Try it
Report, as a number alone, how many lines below contain the string "requests".

(Stored dataset items)
◆ ◆ ◆ ◆
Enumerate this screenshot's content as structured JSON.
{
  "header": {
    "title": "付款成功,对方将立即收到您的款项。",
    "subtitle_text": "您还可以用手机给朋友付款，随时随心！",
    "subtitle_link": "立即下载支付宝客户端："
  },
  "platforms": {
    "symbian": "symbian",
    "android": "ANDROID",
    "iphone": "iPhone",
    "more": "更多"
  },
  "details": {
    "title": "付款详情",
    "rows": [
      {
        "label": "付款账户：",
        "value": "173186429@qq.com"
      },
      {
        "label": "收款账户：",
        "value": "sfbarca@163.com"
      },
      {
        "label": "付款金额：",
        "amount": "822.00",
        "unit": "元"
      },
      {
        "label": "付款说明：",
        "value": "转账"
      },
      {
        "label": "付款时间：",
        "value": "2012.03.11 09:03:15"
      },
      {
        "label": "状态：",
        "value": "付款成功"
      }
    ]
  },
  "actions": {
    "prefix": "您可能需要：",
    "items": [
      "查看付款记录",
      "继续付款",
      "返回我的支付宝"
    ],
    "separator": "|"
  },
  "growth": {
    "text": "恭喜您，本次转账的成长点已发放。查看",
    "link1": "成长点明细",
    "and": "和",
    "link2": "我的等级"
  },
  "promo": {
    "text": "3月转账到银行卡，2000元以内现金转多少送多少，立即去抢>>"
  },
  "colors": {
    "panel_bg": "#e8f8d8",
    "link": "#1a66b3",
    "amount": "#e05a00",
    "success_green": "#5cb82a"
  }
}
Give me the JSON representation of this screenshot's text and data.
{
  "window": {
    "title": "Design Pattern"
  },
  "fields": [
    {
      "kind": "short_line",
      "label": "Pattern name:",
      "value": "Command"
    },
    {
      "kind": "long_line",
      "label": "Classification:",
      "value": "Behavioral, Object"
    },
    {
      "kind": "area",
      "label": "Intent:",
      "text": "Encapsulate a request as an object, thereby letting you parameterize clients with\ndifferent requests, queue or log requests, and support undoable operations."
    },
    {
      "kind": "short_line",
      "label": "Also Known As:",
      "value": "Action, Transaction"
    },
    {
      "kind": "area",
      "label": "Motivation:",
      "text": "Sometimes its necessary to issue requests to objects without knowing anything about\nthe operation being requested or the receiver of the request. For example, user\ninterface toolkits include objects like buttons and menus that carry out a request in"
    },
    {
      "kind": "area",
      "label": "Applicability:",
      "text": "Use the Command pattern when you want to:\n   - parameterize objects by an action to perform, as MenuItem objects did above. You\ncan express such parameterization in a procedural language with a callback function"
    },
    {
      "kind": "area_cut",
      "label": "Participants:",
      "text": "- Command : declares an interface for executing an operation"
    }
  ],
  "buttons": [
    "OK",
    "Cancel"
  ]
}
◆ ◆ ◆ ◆
Reply to the task
2